  • Asian monetary policy: Despite a pronounced preference to support growth and look past the supply-side factors driving inflation, it is unlikely that Asian central banks can withstand the wave of monetary tightening elsewhere in the world. Expect a faster pace of monetary tightening across the region.
  • India: The government’s measures to tackle inflation are unlikely to move the needle on price pressures given the narrowing output gap and release of pent-up demand. We fear that the Reserve Bank of India will be pressed to intervene to keep yields in check, considering the record quantum of borrowing that markets have to take in, at a time of risk aversion and capital flight from emerging and more risky assets.
  • Indonesia – reforms to proceed: The government successfully amended the constitution to pave the way for game-changing labour reforms. But policy flip-flops in other areas have been damaging.
  • Singapore – both external and domestic demand look strong: Despite official caution, we stick to our above-consensus forecast of 4.4% growth this year.

Singapore: Recalibrating our growth forecasts amid cross-currents; Taking stock of foreign direct investment in Asia

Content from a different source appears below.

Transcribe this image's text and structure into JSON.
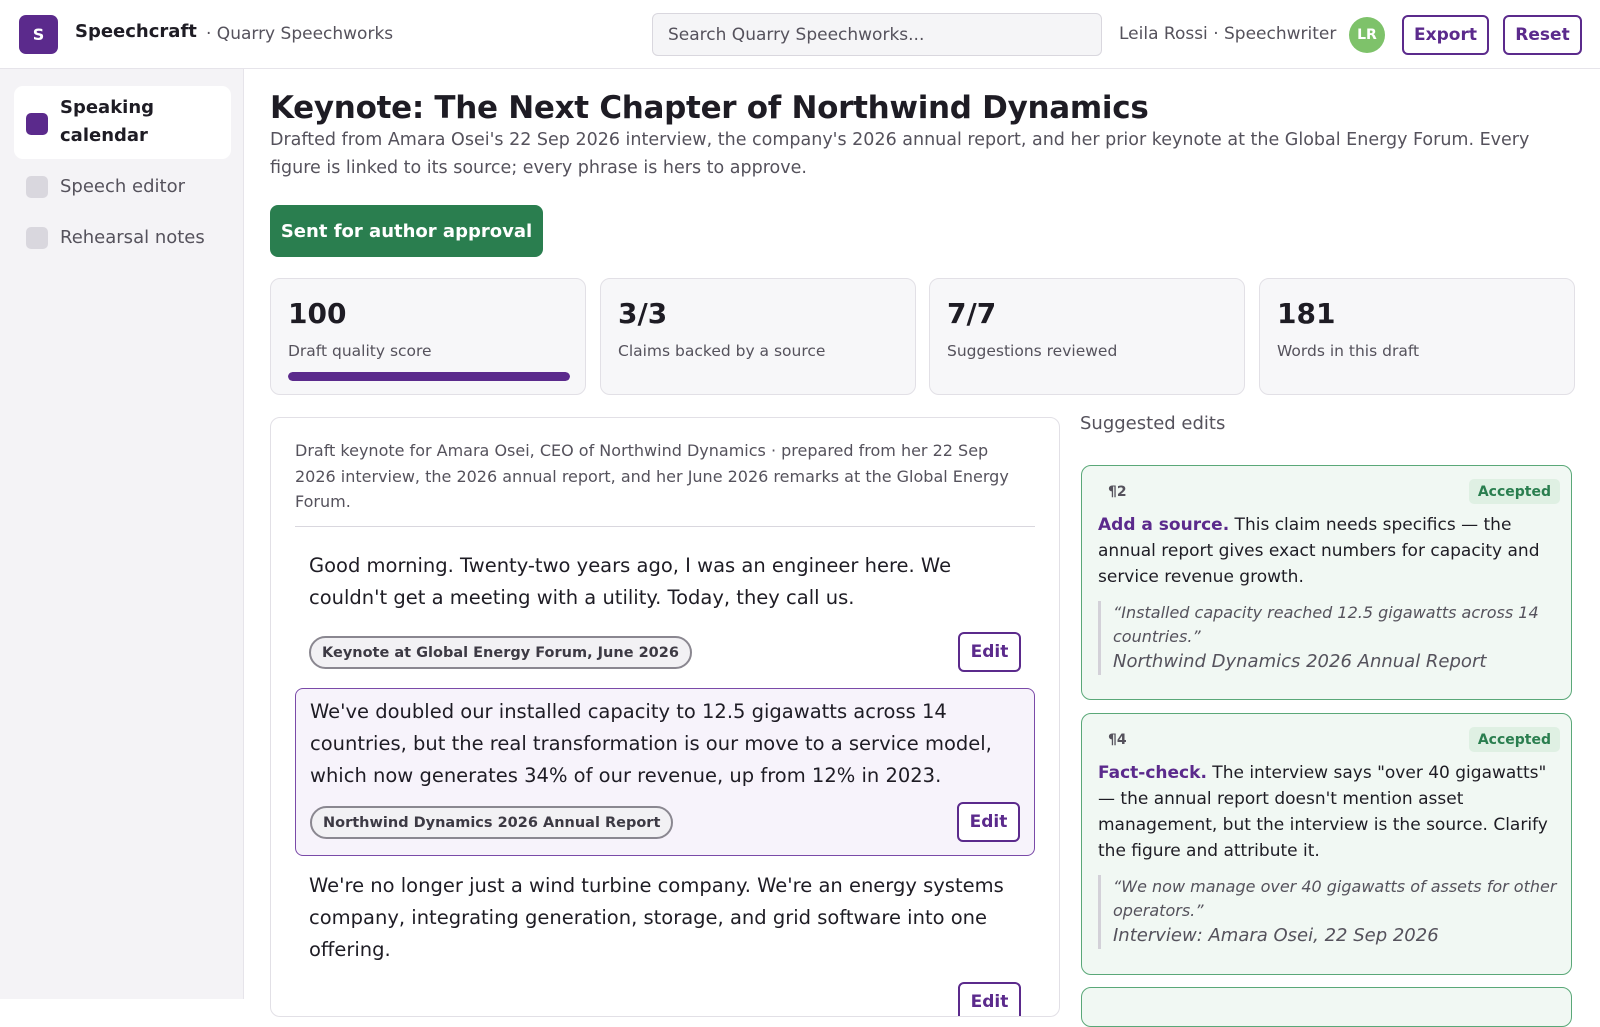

Singapore: Recalibrating our growth forecasts amid cross-currents

  • A number of headwinds including supply disruptions abroad, a weaker outlook for financial services (15% of GDP), and slower growth in the real estate sector following macroprudential tightening prompt us to lower our 2022 GDP growth forecast to 4.4% from 5.4% previously.
  • We see these headwinds partially offset by an earlier-than-expected reopening of the economy, though the reopening impulse is also blunted by a recovery in outbound tourism.
  • The balance of risks to growth is tilted to the downside, with the magnitude and persistence of these growth drags potentially larger if the Ukraine-Russia conflict escalates further and/or the US capex engine loses momentum.

Taking stock of foreign direct investment in Asia

  • After declining sharply in 2020, FDI in Asia has recovered spiritedly.
  • The robust recovery reflects continued investor confidence in the region. The efforts made by Asian economies to improve their business environment have yielded fruit, but there remains much more room for improvement.
  • The robust recovery reflects Asia’s continued importance in global value chains, particularly the electronics global value chain.
  • FDI in Asia is poised to grow even further with the implementation of the Regional Comprehensive Economic Partnership (RCEP) and the relocation of supply chains from China.
  • Massive government infrastructure spending programmes in various Asian economies will also lift FDI inflows in the medium-term.
  • Flows of FDI into high-tech economic sectors and FDI related to the secular trends of climate change and the digital economy will facilitate structural economic changes in the region.

Implications of Recent Developments:

  • Biden’s apparent commitment to defend Taiwan will further worsen US-China mistrust, leading to more Chinese efforts to pressure Taiwan.
  • External demand holding up: Malaysian exports to G3 economies and China remained strong. The moderation in import demand could be indicative of slowing goods demand, which is likely to reflect the diversion in spending back to services.
  • Higher inflation risks in the Philippines where the policy rate was raised ahead of expectations, following minimum wage hikes that will supercharge inflation pressures. Expect more rate hikes this year.
  • More worrying signs from China: There are now more indications that the policy response in China would prove ineffectual in spurring a recovery in the second half of the year.
  • Thailand’s 1Q22 GDP print masks underlying weaknesses: inflation is taking a toll on private consumption and investment, but it is not reflected in the numbers because of the ongoing normalisation of economic activity. It seems like the BOT is maintaining a dovish tilt despite the pressures of sharp inflation in the economy.